Socialism means: no Coke or hamburgers and long queues for clothes without logo - repeat after me - and it was defeated by the United States of America.

So the peat workers are left aside, being declared not even poor and rebellious after all.
Yet they were. And the area is still the poorest of the Netherlands, the riches made by digging up the soil and selling it as a fuel went somewhere else. And the Children of God were doomed to even more oblivion than the socialist and anarchist movement.

Then two years ago I decided to gather what scarce sources there were to be found and write about the Children of God as precursors of the Christian anarchist movement. Since the peat workers cherished their own mystic preacher who said that there is only freedom to be had in real lived-through love of God the idea of their being forerunners seemed appropriate.
I gave them a mention in my article in the reader Religious anarchism. I wrote about them in the Annual on Anarchism (Jaarboek Anarchisme) and put the article on the net.
I pinched the only biographical article on the aforementioned preacher and put it on my own portrait gallery [a project under construction].

Yesterday I found a comment to this article by someone who thanks me for putting information on the net about her "well-known" ancestor. "Well-known" may be taken with a pinch of salt. A bit puzzled by her reaction I put the name of the preacher in the search engine and found I had inspired someone to write a Wikipedia-lemma in Frisian on the preacher, Marten Jans van Houten, which specifically quotes my article on the scarcity of sources.

Sources may be scarce, but stories may be told and live on, and whatever sources there are should be brought to the light and to life to remind the downtrodden and seemingly voiceless that they have had a voice all along.
Knowing to be part of this effort is my joy and my payment (I never got to work at a university - they have Business to be studied, not working class people).
A story I wanted to tell this day, First of May 2010.

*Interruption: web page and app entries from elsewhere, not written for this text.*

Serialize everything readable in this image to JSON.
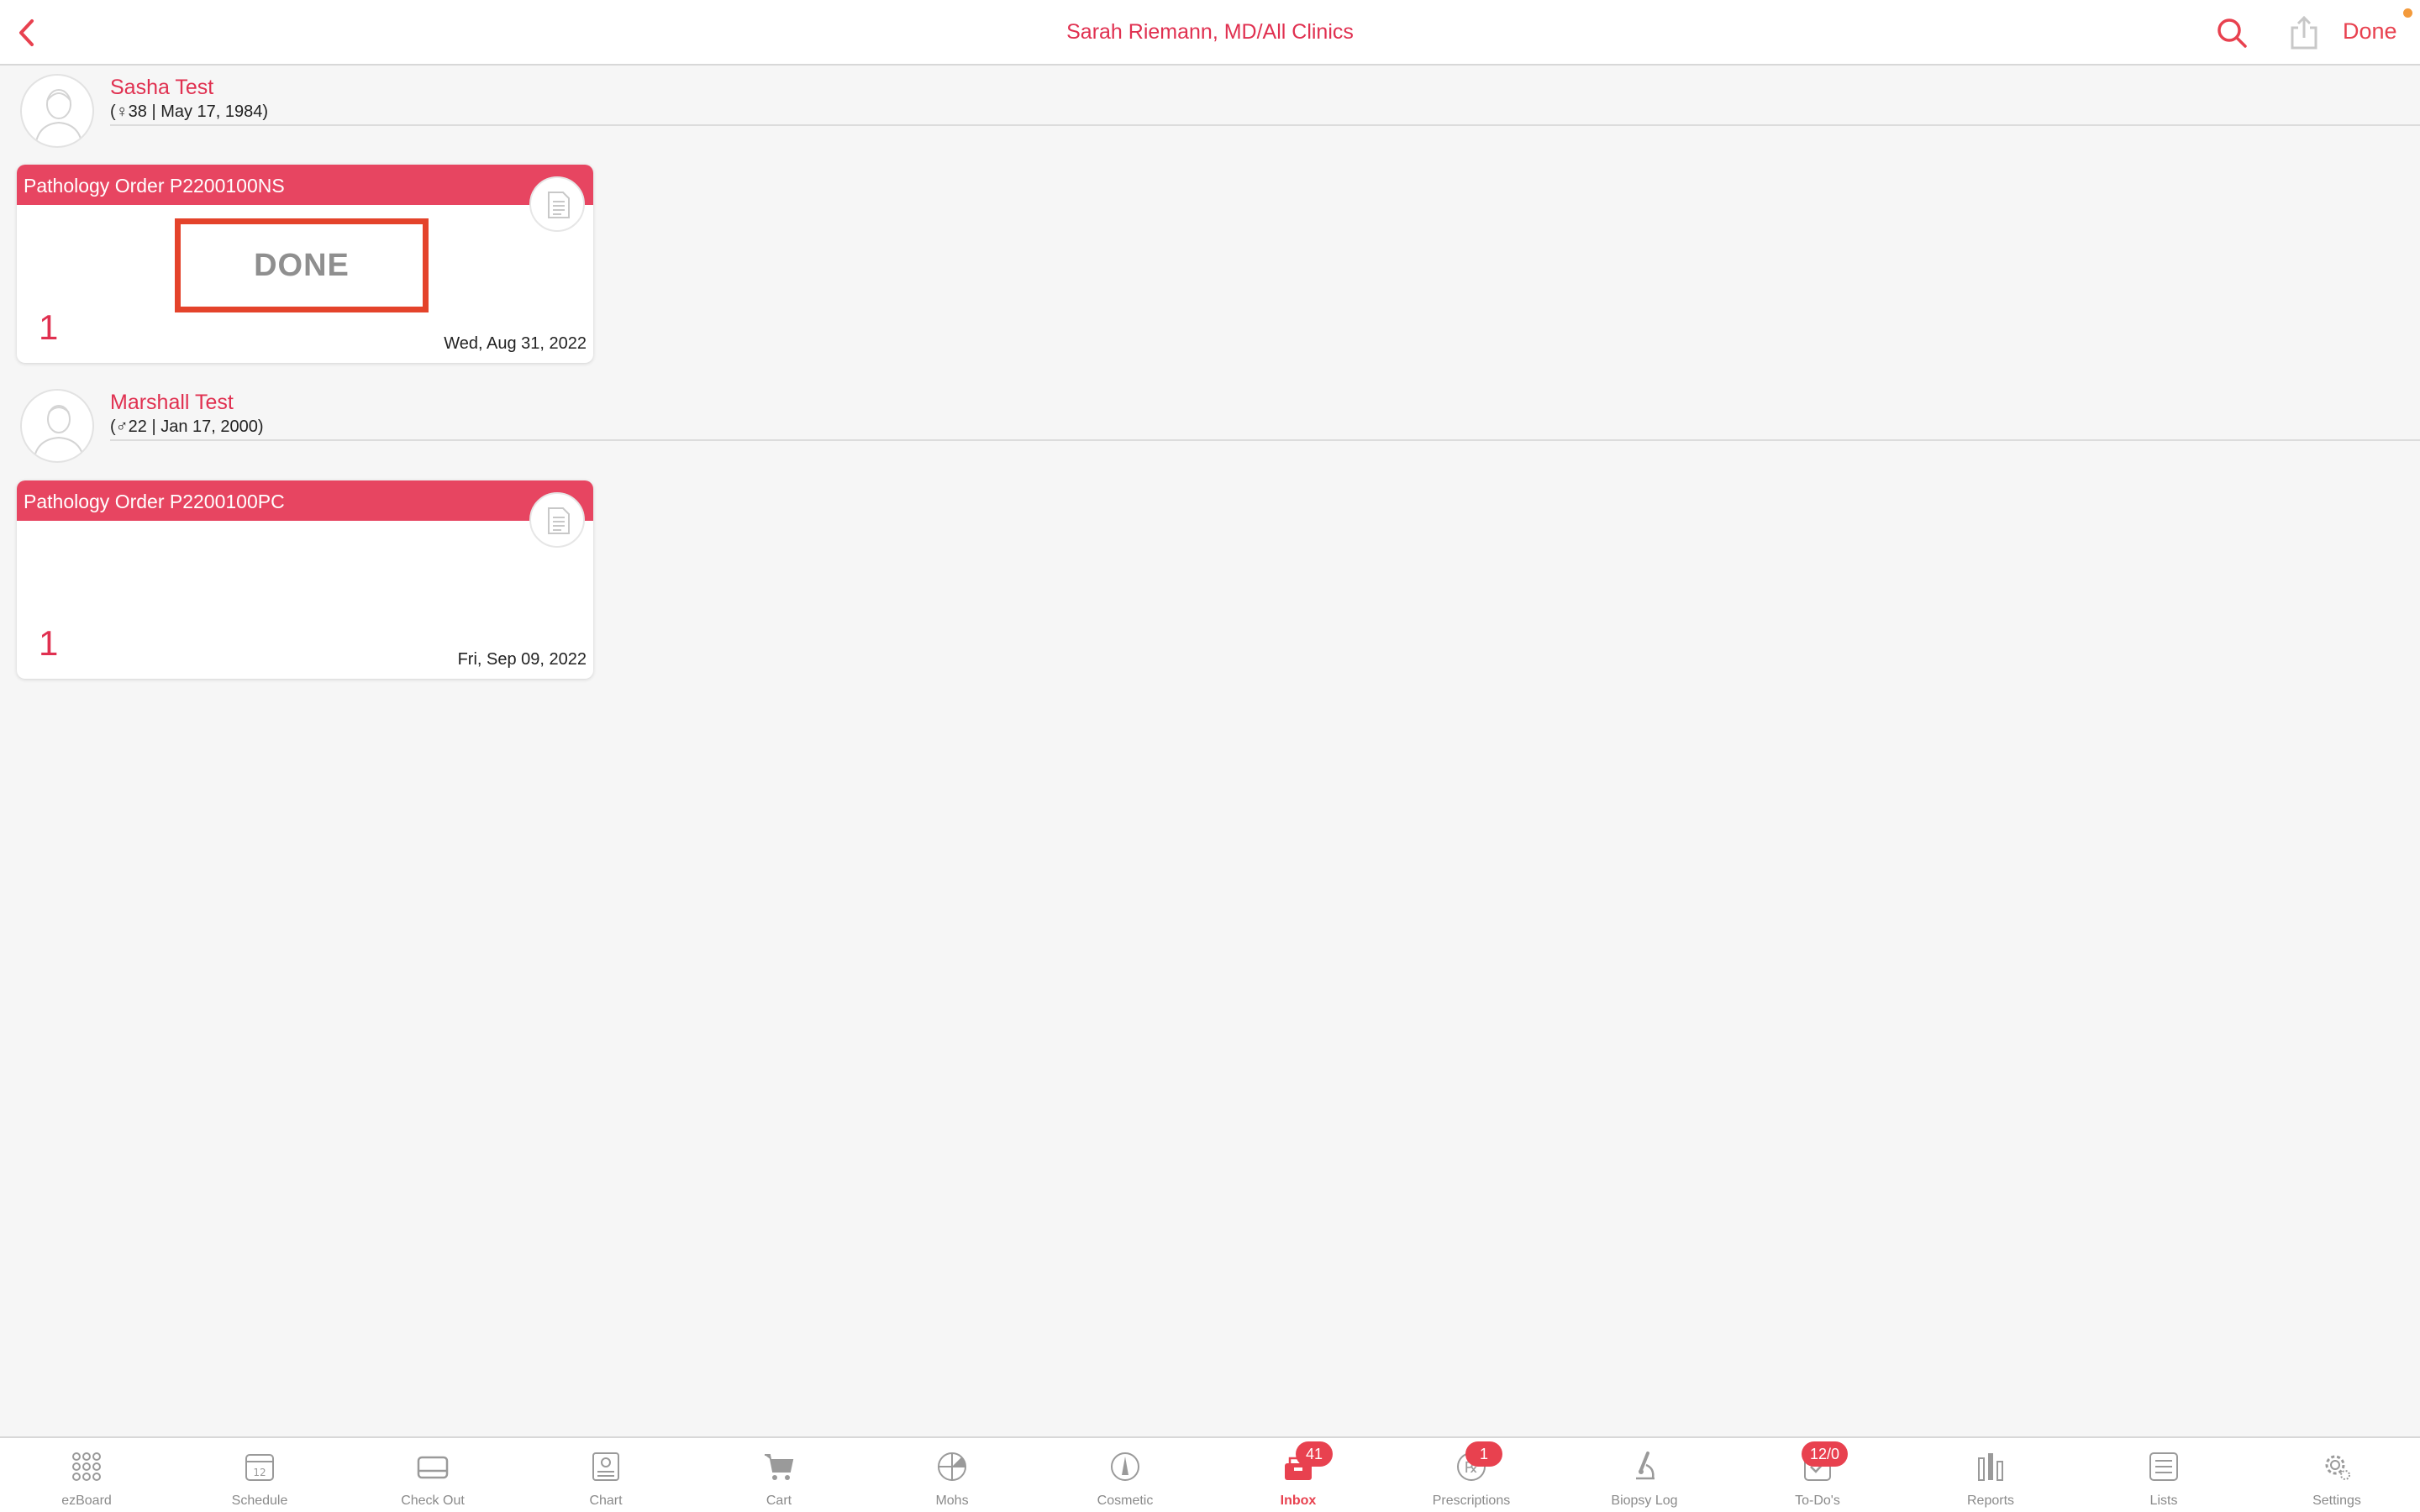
{
  "nav": {
    "title": "Sarah Riemann, MD/All Clinics",
    "done_label": "Done",
    "accent": "#e8414f",
    "back_icon": "chevron-left-icon",
    "search_icon": "search-icon",
    "share_icon": "share-icon"
  },
  "patients": [
    {
      "name": "Sasha Test",
      "info": "(♀38 | May 17, 1984)",
      "order": {
        "title": "Pathology Order P2200100NS",
        "stamp": "DONE",
        "count": "1",
        "date": "Wed, Aug 31, 2022"
      }
    },
    {
      "name": "Marshall Test",
      "info": "(♂22 | Jan 17, 2000)",
      "order": {
        "title": "Pathology Order P2200100PC",
        "stamp": "",
        "count": "1",
        "date": "Fri, Sep 09, 2022"
      }
    }
  ],
  "tabs": [
    {
      "label": "ezBoard",
      "icon": "grid-icon",
      "badge": ""
    },
    {
      "label": "Schedule",
      "icon": "calendar-icon",
      "badge": ""
    },
    {
      "label": "Check Out",
      "icon": "card-icon",
      "badge": ""
    },
    {
      "label": "Chart",
      "icon": "chart-icon",
      "badge": ""
    },
    {
      "label": "Cart",
      "icon": "cart-icon",
      "badge": ""
    },
    {
      "label": "Mohs",
      "icon": "mohs-icon",
      "badge": ""
    },
    {
      "label": "Cosmetic",
      "icon": "cosmetic-icon",
      "badge": ""
    },
    {
      "label": "Inbox",
      "icon": "inbox-icon",
      "badge": "41",
      "active": true
    },
    {
      "label": "Prescriptions",
      "icon": "rx-icon",
      "badge": "1"
    },
    {
      "label": "Biopsy Log",
      "icon": "microscope-icon",
      "badge": ""
    },
    {
      "label": "To-Do's",
      "icon": "todo-icon",
      "badge": "12/0"
    },
    {
      "label": "Reports",
      "icon": "reports-icon",
      "badge": ""
    },
    {
      "label": "Lists",
      "icon": "list-icon",
      "badge": ""
    },
    {
      "label": "Settings",
      "icon": "gear-icon",
      "badge": ""
    }
  ]
}
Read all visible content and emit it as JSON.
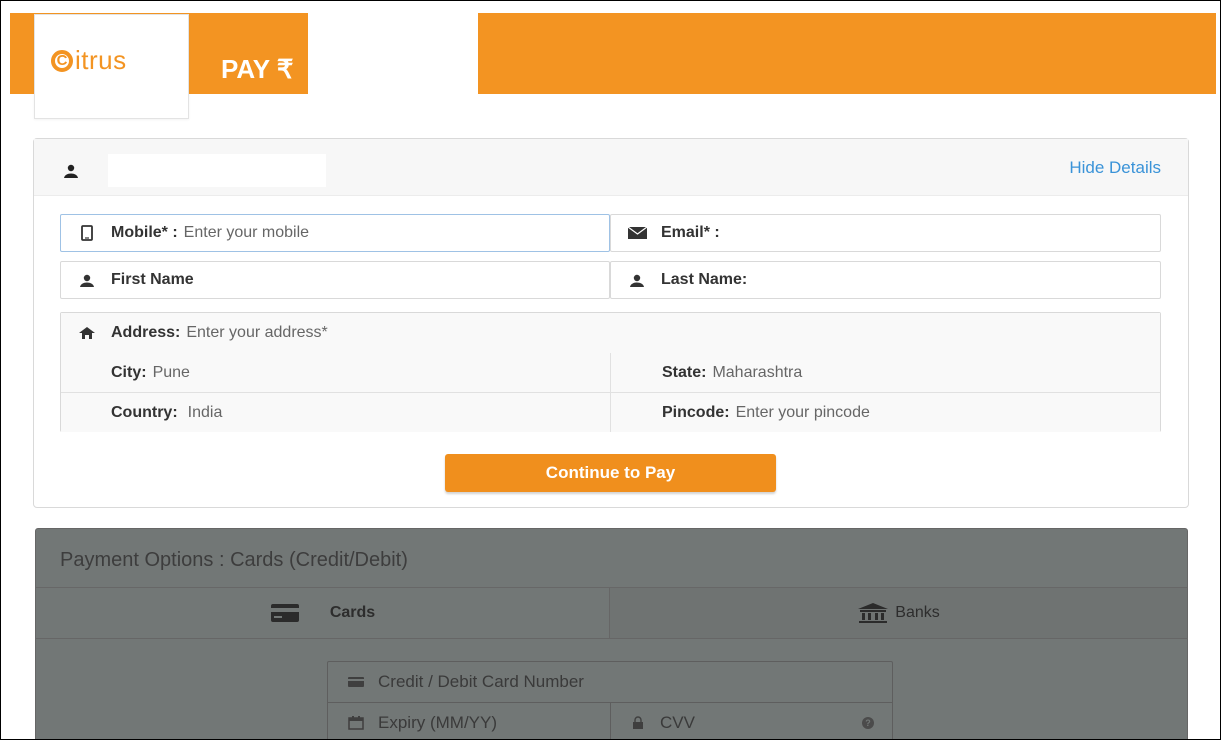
{
  "brand": {
    "logo_letter": "C",
    "logo_text": "itrus",
    "pay_label": "PAY ₹",
    "accent_color": "#f39422"
  },
  "customer": {
    "hide_details": "Hide Details",
    "mobile": {
      "label": "Mobile* :",
      "placeholder": "Enter your mobile"
    },
    "email": {
      "label": "Email* :"
    },
    "first_name": {
      "label": "First Name"
    },
    "last_name": {
      "label": "Last Name:"
    },
    "address": {
      "label": "Address:",
      "placeholder": "Enter your address*"
    },
    "city": {
      "label": "City:",
      "value": "Pune"
    },
    "state": {
      "label": "State:",
      "value": "Maharashtra"
    },
    "country": {
      "label": "Country:",
      "value": "India"
    },
    "pincode": {
      "label": "Pincode:",
      "placeholder": "Enter your pincode"
    },
    "continue_button": "Continue to Pay"
  },
  "payment": {
    "title": "Payment Options : Cards (Credit/Debit)",
    "tabs": [
      {
        "label": "Cards",
        "icon": "card-icon"
      },
      {
        "label": "Banks",
        "icon": "bank-icon"
      }
    ],
    "card_number_placeholder": "Credit / Debit Card Number",
    "expiry_placeholder": "Expiry (MM/YY)",
    "cvv_placeholder": "CVV"
  }
}
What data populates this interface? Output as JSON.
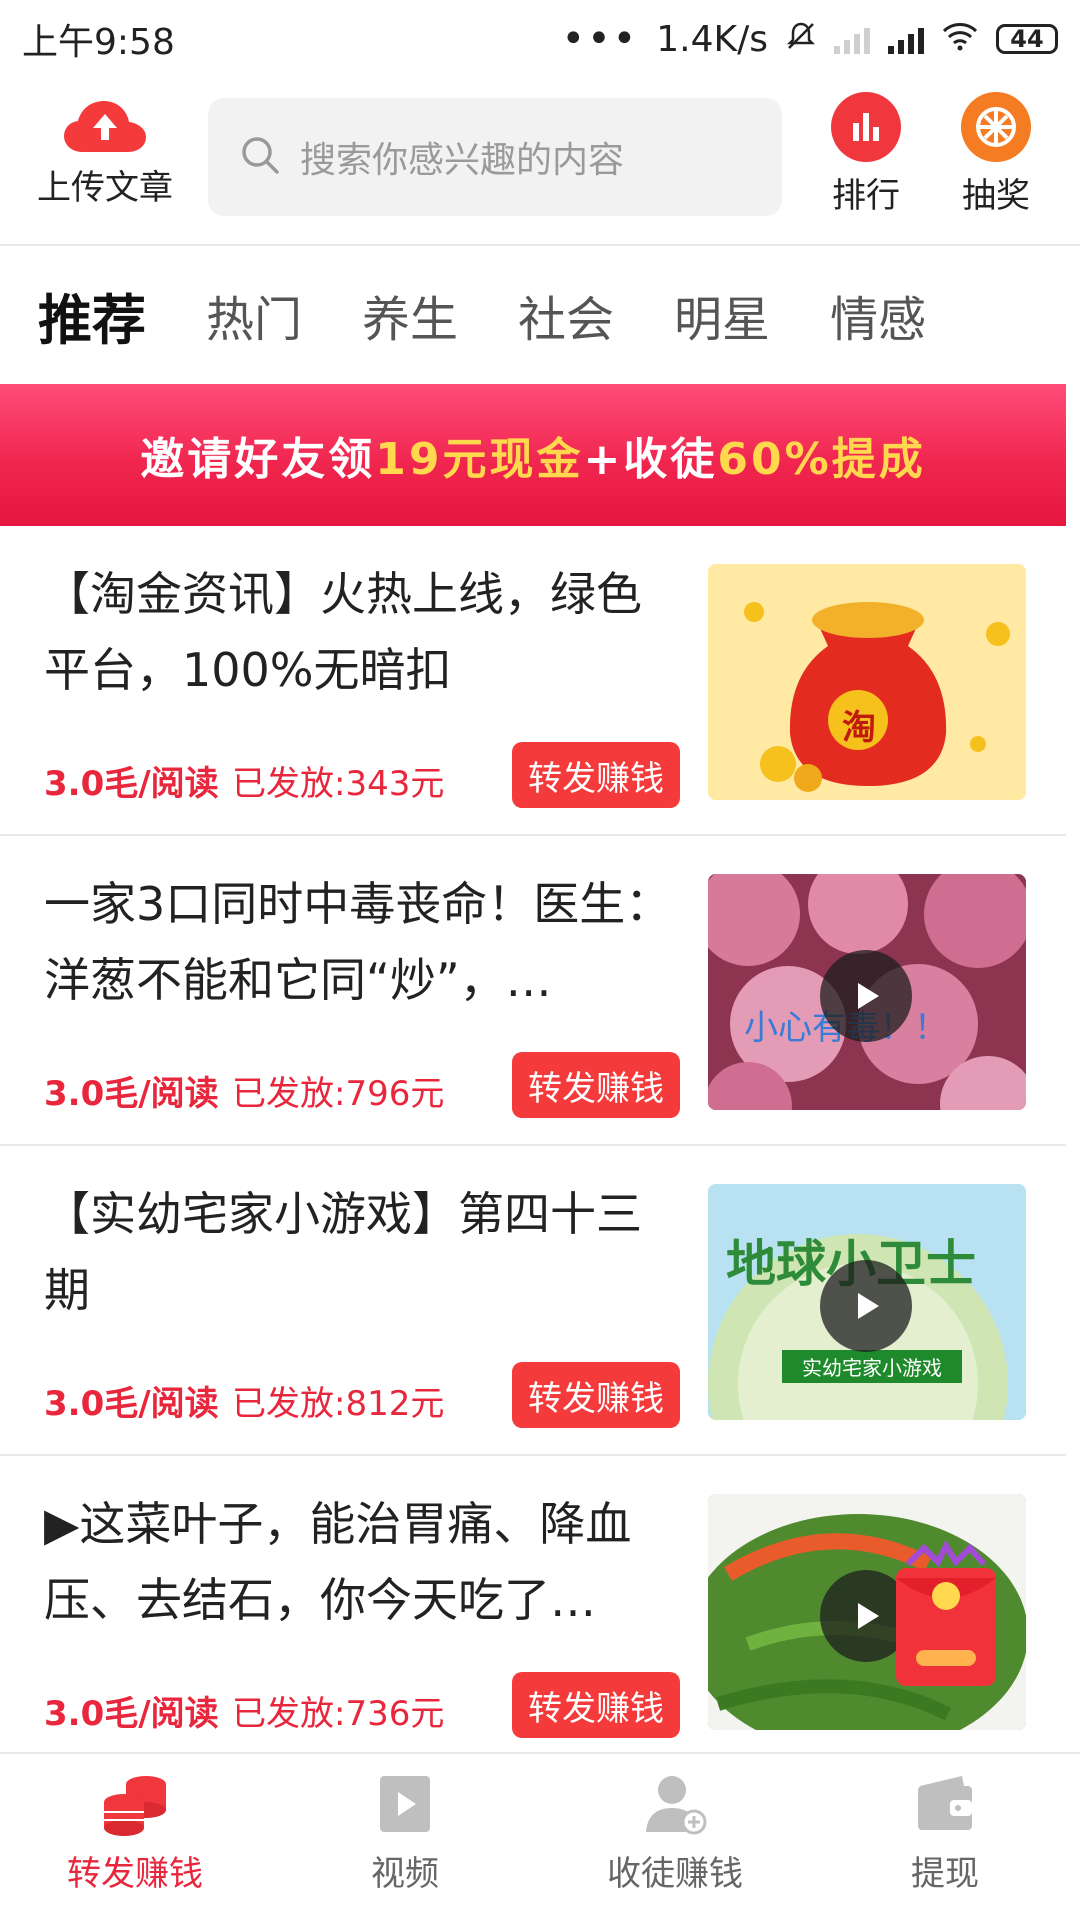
{
  "status_bar": {
    "time": "上午9:58",
    "network_speed": "1.4K/s",
    "battery": "44"
  },
  "header": {
    "upload_label": "上传文章",
    "search_placeholder": "搜索你感兴趣的内容",
    "rank_label": "排行",
    "lottery_label": "抽奖"
  },
  "tabs": [
    "推荐",
    "热门",
    "养生",
    "社会",
    "明星",
    "情感"
  ],
  "banner": {
    "part1": "邀请好友领",
    "part2": "19元现金",
    "part3": "+收徒",
    "part4": "60%提成"
  },
  "articles": [
    {
      "title": "【淘金资讯】火热上线，绿色平台，100%无暗扣",
      "price": "3.0毛/阅读",
      "paid": "已发放:343元",
      "button": "转发赚钱",
      "thumb_text": "淘"
    },
    {
      "title": "一家3口同时中毒丧命！医生：洋葱不能和它同“炒”，…",
      "price": "3.0毛/阅读",
      "paid": "已发放:796元",
      "button": "转发赚钱",
      "thumb_text": "小心有毒！！"
    },
    {
      "title": "【实幼宅家小游戏】第四十三期",
      "price": "3.0毛/阅读",
      "paid": "已发放:812元",
      "button": "转发赚钱",
      "thumb_text": "地球小卫士",
      "thumb_sub": "实幼宅家小游戏"
    },
    {
      "title": "▶这菜叶子，能治胃痛、降血压、去结石，你今天吃了…",
      "price": "3.0毛/阅读",
      "paid": "已发放:736元",
      "button": "转发赚钱"
    }
  ],
  "bottom_nav": [
    {
      "label": "转发赚钱",
      "active": true
    },
    {
      "label": "视频"
    },
    {
      "label": "收徒赚钱"
    },
    {
      "label": "提现"
    }
  ],
  "colors": {
    "accent": "#f43a3a",
    "price_red": "#e8263c",
    "rank_bg": "#f0373d",
    "lottery_bg": "#f57c22"
  }
}
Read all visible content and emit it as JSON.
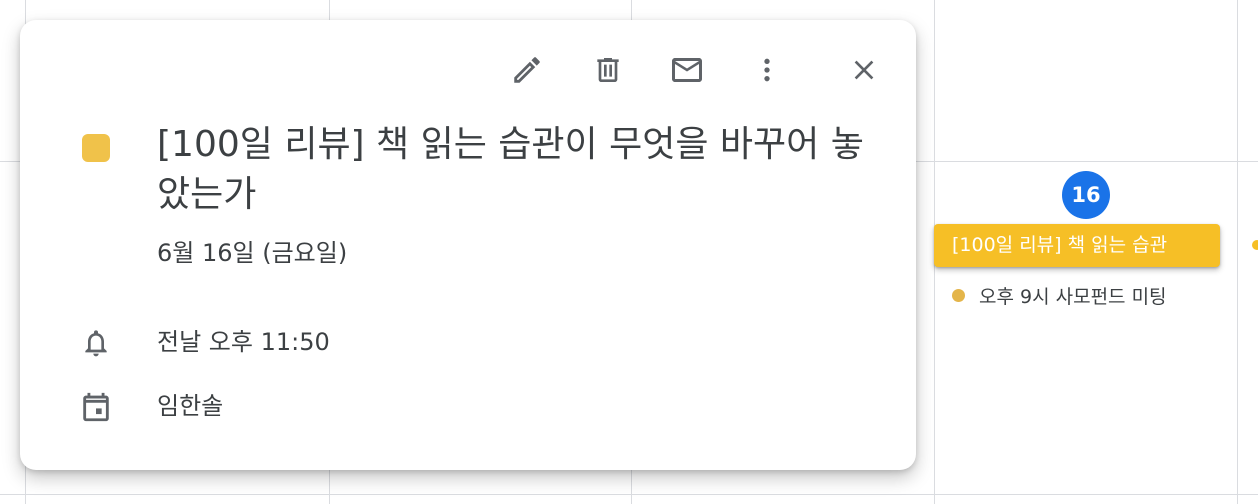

Illustration: typical Frisian bell-cage in De Wilp, the village where Van Houten preached. His church has been torn down.